9 Jul 18
Items in this month's issue illustrate increasing threats to the rule of law and the integrity of the legal system
This column speaks out from time to time in support of the rule of law and the integrity of the legal system. Without wishing to sound repetitive, a number of items in this month’s issue raise these related, and vital, themes.
While complacent politicians are a frequent target for criticism – as below – it could be said that sometimes the profession does not do its own cause any good. Witness our online article “Missives: time to add a penalty”. It tells of an elderly client who had a stroke due to the stress induced by two failed attempts to sell her house as missives had not concluded. Whether the author’s proposed solution is the right one can be debated, but he is not alone in calling for urgent action to preserve the reputation of the profession and restore the integrity of our housebuying system.
The actions of lending institutions also impact on transactions. Whatever commercial pressures they claim to face, there is surely no excuse if a lender completely fails to deliver a discharge following repayment of a loan. Yet a correspondent on the letters page has twice experienced just that, leaving both him and his fellow agent in breach of various obligations. He believes a remedy may lie in an addition to the standard clauses. Good luck to him in pursuing that, but it should not be necessary.
Much more serious issues threaten the criminal justice system in England & Wales, and have been illustrated, starkly but without exaggeration, in the book known only by the author’s mask of The Secret Barrister. “The impact of devastating cuts is on display daily,” it states, and our reviewer this month (see the online version for a fuller picture) has certainly sat up and taken notice. “The heat engendered as it excoriates the current state of the English justice system is awesome,” he writes. “While our Scottish system is different, many of the outrages set out in this book will be happening on our doorsteps too.”
The book has been distributed to MPs and we can only hope that enough of them start to take notice. Given the apparent, and recently illustrated, influence of Government whips when it comes to a vote, that may not be enough.

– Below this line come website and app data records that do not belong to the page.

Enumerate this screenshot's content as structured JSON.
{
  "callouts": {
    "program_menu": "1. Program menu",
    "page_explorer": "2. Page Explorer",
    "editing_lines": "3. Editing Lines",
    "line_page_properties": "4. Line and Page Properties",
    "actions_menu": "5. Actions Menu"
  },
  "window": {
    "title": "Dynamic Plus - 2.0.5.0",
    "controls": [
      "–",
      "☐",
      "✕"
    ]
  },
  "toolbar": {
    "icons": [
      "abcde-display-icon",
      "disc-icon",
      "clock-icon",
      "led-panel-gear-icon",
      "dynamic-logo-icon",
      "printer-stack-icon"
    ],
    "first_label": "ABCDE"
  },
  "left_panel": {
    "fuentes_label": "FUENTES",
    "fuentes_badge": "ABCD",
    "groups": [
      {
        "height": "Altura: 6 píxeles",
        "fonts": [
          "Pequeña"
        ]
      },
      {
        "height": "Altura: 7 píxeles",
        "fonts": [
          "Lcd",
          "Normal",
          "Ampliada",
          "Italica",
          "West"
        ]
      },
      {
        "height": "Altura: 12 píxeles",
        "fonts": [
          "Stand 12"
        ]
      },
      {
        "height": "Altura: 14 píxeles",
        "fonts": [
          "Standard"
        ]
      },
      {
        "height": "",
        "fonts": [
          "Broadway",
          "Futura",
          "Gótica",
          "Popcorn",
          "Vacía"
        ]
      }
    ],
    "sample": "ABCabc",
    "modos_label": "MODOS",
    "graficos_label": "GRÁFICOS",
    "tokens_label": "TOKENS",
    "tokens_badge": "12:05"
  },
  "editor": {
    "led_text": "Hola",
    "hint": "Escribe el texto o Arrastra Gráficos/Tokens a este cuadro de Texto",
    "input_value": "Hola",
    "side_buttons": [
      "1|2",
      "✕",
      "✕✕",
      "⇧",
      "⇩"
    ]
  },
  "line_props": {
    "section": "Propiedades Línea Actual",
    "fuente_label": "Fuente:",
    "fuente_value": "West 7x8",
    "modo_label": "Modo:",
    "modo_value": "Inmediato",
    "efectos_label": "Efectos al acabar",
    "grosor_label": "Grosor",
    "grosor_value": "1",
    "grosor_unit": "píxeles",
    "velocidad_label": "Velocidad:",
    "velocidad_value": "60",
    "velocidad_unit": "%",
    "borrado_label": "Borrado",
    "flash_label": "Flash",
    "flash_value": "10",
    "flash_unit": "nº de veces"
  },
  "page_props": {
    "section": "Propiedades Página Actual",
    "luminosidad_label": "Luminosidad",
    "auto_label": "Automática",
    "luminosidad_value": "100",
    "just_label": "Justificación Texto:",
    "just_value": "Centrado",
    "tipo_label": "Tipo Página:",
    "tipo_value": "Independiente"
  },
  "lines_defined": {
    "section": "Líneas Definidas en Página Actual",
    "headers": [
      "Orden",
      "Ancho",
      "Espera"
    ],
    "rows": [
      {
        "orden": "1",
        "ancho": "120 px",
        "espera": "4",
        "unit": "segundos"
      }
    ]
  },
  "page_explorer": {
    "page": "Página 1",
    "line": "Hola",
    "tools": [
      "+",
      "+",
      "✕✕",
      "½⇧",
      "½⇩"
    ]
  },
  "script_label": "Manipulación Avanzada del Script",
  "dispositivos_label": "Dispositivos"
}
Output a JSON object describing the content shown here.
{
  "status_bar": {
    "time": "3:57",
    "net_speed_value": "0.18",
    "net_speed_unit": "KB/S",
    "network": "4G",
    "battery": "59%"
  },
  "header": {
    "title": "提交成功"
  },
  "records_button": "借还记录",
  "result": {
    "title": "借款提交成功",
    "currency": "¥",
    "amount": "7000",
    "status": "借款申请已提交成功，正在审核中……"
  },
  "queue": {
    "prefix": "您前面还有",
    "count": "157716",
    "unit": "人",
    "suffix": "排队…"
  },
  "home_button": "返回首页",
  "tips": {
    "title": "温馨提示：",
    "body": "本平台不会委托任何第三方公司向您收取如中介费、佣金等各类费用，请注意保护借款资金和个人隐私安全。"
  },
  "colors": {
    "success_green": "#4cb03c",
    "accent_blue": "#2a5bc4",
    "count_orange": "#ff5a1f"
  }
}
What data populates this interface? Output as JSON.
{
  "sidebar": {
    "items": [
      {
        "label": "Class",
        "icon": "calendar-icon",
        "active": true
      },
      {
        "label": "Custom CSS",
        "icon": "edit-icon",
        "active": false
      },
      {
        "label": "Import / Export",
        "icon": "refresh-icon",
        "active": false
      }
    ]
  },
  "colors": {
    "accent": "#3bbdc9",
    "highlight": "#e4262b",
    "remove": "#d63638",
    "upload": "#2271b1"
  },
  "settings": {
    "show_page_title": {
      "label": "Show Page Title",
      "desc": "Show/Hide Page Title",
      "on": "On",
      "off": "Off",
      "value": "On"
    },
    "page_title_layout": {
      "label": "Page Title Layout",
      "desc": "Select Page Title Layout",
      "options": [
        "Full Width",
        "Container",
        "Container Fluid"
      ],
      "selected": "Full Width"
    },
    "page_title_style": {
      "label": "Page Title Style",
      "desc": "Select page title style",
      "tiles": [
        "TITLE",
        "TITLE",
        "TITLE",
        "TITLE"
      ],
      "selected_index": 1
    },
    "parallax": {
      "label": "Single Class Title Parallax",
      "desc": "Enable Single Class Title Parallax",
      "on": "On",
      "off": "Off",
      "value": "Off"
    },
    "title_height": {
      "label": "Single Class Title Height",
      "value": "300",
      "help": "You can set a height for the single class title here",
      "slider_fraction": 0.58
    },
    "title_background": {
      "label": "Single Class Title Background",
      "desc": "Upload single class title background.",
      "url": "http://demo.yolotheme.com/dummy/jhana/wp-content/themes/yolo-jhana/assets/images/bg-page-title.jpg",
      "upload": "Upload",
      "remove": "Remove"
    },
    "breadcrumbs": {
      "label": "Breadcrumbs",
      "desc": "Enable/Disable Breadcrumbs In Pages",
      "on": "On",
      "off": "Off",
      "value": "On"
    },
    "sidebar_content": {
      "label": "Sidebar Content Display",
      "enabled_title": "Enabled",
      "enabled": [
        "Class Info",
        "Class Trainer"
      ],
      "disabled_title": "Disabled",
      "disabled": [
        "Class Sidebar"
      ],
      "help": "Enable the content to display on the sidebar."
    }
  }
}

At least we have not yet reached the situation in Poland, where the Chief Justice is, as I write, resisting attempts by the President to force her retirement under new powers condemned by the EU as a threat to the legal order. But the threats in this country, though more insidious, are just as real. All lawyers should be proactive against them, including by ensuring our own house is in order.